- WHAT YOU HAVE TO DO:
From the entries, copy each line that includes "resources".

- EXCERPTED DATA:

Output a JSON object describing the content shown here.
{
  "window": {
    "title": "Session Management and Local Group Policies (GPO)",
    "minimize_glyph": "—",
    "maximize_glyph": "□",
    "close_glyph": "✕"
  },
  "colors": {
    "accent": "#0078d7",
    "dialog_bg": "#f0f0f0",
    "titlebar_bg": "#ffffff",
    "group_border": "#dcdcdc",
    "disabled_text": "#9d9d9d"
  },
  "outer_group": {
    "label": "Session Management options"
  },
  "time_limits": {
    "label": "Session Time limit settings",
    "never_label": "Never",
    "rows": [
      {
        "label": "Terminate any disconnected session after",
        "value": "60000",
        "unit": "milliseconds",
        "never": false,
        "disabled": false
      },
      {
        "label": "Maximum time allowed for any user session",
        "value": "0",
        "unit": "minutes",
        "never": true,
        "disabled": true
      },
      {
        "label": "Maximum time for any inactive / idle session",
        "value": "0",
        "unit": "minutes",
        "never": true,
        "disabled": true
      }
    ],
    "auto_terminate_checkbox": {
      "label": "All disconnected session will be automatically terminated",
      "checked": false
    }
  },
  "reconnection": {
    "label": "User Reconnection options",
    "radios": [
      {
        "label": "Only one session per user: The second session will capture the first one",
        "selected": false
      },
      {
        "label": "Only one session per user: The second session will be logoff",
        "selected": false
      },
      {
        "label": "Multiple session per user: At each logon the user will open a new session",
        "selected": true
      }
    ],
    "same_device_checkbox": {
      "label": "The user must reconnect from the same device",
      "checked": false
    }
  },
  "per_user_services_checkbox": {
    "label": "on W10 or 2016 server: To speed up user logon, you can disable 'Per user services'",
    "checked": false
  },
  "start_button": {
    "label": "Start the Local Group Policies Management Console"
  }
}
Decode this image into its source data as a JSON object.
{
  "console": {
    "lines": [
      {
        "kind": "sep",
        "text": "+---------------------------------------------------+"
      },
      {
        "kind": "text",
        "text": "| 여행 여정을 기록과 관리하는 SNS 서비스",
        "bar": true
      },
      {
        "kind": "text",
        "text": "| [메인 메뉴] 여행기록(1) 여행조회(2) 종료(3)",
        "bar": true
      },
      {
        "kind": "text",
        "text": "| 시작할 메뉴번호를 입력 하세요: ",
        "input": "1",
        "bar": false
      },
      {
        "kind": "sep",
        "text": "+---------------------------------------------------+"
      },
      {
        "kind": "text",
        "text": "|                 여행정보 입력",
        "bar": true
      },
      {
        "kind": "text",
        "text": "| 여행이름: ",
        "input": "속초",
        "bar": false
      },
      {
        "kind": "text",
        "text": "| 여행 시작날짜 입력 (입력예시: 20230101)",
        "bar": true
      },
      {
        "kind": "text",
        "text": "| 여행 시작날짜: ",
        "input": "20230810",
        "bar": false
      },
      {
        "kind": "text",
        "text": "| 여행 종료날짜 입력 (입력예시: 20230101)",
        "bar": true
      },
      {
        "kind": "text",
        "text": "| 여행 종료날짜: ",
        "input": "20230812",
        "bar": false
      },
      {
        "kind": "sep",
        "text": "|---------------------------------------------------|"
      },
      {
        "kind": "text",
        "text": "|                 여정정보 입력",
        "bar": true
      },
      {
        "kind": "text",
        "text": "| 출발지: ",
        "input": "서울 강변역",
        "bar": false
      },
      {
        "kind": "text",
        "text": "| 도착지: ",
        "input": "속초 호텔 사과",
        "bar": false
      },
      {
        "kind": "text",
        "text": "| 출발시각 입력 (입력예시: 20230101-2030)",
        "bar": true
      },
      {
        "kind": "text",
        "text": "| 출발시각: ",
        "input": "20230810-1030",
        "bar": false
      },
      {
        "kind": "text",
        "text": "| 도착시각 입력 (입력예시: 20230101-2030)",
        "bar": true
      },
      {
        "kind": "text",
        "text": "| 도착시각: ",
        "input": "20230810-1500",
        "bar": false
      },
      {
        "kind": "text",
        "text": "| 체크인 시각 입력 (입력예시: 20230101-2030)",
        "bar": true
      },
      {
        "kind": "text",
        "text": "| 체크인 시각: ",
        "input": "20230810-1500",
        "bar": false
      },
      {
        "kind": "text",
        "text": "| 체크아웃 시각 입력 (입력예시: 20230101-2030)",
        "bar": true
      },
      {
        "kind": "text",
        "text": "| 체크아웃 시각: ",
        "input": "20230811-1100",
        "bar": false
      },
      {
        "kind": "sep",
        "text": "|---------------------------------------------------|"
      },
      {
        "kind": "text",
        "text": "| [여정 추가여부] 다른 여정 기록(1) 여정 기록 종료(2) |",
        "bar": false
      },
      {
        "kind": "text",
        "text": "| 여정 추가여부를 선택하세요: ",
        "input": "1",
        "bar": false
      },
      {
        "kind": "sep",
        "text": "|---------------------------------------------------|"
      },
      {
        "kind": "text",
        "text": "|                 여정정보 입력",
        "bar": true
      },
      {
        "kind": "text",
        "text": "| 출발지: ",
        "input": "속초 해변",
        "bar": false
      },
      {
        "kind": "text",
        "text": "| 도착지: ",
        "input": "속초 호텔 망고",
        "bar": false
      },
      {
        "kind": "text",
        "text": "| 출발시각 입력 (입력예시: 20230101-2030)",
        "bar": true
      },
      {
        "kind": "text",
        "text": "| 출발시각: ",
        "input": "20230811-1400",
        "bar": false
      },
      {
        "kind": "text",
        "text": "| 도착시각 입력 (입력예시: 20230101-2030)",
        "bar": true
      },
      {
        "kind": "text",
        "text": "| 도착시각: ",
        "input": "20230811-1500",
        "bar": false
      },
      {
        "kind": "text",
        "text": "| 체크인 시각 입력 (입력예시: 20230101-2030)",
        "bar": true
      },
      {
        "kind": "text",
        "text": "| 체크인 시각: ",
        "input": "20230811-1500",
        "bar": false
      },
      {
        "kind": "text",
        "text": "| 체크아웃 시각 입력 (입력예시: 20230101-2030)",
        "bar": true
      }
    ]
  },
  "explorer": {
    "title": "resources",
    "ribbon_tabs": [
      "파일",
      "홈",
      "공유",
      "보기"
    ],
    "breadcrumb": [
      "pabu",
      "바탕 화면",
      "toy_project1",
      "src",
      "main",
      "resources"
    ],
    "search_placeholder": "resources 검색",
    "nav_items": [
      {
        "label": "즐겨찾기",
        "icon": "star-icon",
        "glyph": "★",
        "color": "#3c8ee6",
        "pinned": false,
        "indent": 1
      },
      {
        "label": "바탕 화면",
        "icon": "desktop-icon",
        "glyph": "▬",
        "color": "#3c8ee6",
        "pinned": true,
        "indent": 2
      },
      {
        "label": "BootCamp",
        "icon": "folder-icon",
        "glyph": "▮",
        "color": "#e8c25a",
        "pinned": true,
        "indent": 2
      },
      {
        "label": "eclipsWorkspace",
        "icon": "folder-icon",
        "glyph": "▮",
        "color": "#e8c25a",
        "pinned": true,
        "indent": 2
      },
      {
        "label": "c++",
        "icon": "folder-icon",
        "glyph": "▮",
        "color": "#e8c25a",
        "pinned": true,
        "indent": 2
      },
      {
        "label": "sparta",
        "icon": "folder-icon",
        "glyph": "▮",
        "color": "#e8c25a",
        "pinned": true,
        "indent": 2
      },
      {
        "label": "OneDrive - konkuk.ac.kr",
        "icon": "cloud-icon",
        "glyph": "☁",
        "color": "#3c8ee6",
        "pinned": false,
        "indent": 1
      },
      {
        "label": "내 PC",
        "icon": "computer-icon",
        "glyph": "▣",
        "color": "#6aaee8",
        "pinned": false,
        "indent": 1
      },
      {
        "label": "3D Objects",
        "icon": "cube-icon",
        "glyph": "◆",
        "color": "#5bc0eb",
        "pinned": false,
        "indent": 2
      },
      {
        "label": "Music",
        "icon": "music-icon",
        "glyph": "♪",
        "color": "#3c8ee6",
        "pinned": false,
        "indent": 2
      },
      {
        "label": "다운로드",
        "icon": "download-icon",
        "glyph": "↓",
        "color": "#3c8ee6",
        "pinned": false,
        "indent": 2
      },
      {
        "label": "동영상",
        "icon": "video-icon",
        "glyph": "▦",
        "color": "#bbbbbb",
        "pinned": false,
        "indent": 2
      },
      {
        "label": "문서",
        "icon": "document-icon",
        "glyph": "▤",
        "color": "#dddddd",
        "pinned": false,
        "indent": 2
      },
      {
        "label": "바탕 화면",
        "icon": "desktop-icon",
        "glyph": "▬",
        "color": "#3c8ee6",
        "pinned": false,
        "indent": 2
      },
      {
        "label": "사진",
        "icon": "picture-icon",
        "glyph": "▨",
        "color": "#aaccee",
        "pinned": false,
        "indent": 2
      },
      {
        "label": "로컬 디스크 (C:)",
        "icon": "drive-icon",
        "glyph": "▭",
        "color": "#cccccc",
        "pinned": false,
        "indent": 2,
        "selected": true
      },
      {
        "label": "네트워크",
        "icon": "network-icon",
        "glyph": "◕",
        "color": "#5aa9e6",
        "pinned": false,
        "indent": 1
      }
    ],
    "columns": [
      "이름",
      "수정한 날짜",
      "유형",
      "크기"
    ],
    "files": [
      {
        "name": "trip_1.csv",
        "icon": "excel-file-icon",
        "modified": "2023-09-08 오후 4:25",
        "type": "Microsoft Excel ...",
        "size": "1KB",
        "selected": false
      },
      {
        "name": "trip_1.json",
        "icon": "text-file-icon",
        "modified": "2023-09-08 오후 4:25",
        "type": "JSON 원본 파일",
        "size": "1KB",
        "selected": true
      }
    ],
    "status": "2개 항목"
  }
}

- ANSWER AREA:
    "title": "resources",
      "resources"
    "search_placeholder": "resources 검색",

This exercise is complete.